Think of a kitchen with a sleek, modern aesthetic and chances are you picture slab cabinet doors. Also known as flat panel cabinets, this style consists of a single, smooth piece of wood, plywood, or MDF. Flat panels are available in a variety of finishes and veneers from glossy white, gray, or colored lacquer to natural wood tones. The unadorned cabinet front makes a clean backdrop for statement hardware or looks sophisticated with no visible hardware.
Flat panel cabinets are often associated with a stark, minimalist vibe, but that’s not their only look. “This minimalist-style cabinet can be warmed with different colors or wood finishes,” says Harrison. “For example, a wood like black walnut has light and dark characteristics that add warmth and interest.” And despite their high-end look, flat panel cabinets don’t have to bust your budget. “A modern flat-front cabinet door can be very cost-effective,” says Harrison. “Wood can be expensive, but there are excellent laminates—at a fraction of the cost—that look as good on flat panel cabinets as the real thing.”
Bonus: With no detail or crevices to attract dust or cooking grease, flat panel cabinets are easier to keep clean than other cabinet styles.
Traditional Cabinet Doors
Best known for their warmth and timeless appeal, traditional-style cabinets can create an elegant yet homey look. If you love a more formal aesthetic and hope to incorporate furniture-inspired details such as decorative legs and corbels into your space, traditional cabinets can be a great choice.
Typically, traditional cabinets feature raised rather than flat center panels, and tend to stick to a warmer color palette, often wood tones. Glazes and antique finishes are options as well. Unlike the more simple, squared Shaker-style cabinet, traditional cabinetry often features arches, curved details, or other embellishments. “If you’re looking for a light and airy feel, traditional cabinets may not be the way to go,” says Harrison.
If charming cottage or modern farmhouse is the feeling you want to evoke in your new kitchen, then consider beadboard kitchen cabinets. “Styled after traditional beadboard that was used on walls, these cabinets can fit in a home that’s modern or traditional,” says Harrison. Another plus: “They are moderately priced as they are overlay cabinet doors that are similar in construction to modern flat-front doors but with grooved panels at the front. Complement this look with an aged brass cup pull for the full cottage effect,” she says. Beadboard cabinets can be stained or painted. White beadboard cabinets, like the ones shown here ($149, potterybarn.com), are common but far from your only option.
Pro tip: “I suggest doing painted beadboard cabinets in a color other than white,” says Harrison. “Try emerald green or navy, as white beadboard can be a bit tricky to keep clean with all of the little grooves in it.”
Scroll through designers’ Instagram accounts and you’re likely to see lots of picture-perfect kitchens featuring glass-front cabinets. Glass fronts can be a great way to break up a run of solid-door cabinets and to display a collection of pretty dishes, glasses, or decorative objects. “Glass-front cabinets can dress up your kitchen and are very nice adjacent to a window,” notes Harrison. “The reflected light makes the space seem larger and brighter.”

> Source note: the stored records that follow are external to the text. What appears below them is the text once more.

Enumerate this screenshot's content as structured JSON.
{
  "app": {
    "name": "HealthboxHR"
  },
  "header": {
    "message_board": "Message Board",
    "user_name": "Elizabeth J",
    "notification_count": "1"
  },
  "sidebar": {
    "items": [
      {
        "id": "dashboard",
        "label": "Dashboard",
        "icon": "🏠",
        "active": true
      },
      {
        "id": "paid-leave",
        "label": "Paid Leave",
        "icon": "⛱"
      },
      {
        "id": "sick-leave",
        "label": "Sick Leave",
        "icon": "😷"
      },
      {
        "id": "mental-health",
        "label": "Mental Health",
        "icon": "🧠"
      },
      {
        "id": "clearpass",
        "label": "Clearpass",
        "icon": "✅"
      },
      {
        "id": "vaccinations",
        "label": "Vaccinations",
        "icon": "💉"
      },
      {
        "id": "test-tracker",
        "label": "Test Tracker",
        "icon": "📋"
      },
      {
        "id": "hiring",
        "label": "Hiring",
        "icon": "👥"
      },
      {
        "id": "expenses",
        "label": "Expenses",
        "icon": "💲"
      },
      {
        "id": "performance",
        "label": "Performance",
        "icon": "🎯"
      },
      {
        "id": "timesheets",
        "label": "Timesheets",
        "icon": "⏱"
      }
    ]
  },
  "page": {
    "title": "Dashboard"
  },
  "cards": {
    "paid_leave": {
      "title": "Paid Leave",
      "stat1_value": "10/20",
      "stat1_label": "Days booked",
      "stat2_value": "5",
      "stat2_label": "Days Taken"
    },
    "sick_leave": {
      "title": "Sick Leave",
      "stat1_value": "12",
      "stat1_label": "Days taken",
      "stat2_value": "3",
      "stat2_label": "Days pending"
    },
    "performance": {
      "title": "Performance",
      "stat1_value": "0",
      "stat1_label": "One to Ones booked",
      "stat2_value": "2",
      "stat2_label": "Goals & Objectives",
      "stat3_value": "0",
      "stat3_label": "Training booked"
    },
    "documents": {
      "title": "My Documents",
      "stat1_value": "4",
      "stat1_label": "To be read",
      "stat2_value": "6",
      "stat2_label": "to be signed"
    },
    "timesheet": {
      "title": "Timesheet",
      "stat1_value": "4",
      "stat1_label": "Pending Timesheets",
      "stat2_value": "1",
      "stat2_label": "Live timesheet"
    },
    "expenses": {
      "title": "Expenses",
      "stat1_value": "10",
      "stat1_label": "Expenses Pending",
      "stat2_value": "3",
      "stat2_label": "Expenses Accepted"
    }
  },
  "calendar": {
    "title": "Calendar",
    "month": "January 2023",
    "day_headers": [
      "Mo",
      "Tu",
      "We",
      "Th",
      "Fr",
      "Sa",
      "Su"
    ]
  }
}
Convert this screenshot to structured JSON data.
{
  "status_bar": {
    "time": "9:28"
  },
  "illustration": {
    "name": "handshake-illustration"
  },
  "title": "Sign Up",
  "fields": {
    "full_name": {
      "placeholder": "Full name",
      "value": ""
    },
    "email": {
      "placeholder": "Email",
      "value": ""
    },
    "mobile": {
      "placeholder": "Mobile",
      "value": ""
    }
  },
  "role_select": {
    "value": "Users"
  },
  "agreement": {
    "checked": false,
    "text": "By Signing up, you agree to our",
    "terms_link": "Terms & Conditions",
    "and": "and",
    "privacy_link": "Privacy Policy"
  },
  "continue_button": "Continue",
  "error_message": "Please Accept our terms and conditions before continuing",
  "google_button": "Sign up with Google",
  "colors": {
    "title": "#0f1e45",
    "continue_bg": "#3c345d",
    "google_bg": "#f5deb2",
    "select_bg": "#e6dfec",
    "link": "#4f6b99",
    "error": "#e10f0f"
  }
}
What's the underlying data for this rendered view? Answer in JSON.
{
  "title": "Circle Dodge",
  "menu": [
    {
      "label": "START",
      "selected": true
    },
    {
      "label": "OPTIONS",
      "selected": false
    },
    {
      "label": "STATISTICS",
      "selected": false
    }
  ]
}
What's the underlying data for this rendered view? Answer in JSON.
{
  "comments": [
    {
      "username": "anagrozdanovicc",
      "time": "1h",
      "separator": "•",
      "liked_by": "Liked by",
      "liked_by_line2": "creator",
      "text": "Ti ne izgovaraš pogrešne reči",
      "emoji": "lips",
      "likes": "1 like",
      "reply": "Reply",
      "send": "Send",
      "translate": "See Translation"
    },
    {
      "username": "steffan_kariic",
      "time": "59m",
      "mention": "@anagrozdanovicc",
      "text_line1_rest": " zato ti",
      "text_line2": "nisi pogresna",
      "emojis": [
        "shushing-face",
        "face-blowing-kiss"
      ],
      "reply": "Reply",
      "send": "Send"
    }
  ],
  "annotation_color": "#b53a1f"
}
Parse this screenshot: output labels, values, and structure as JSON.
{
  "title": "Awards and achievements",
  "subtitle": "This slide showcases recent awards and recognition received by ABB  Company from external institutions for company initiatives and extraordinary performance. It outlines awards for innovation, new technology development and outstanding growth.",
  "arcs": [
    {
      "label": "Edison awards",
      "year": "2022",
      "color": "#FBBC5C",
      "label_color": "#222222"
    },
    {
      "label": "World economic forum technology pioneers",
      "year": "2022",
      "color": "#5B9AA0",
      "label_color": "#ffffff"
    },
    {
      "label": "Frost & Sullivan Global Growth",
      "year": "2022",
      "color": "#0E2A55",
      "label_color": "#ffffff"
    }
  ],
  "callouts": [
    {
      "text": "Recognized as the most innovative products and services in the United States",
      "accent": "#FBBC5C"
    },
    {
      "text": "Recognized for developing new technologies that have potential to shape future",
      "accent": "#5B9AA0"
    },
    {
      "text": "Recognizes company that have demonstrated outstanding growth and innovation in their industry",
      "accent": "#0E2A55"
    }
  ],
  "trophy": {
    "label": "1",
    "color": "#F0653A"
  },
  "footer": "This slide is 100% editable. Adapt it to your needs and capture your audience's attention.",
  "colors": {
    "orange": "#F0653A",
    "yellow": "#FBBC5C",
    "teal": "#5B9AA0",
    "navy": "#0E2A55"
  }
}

Pluses aside, glass-front cabinets are not for everyone. Keeping your dishes stacked perfectly not a priority? Then you probably want to pass on glass doors. If you want the pretty detail and expansive effect of glass without the pressure, Harrison suggests including some mirrored cabinets in your kitchen design instead. “They also bring lightness and brightness to the space while hiding any mess,” she says. Another option: Use a couple of glass (or mirrored) cabinets to define one particular area of the kitchen—ideally a less frequently used one—such as a display area or butler’s pantry. You’ll get the stylish detail you love while keeping your everyday items safely hidden behind solid doors.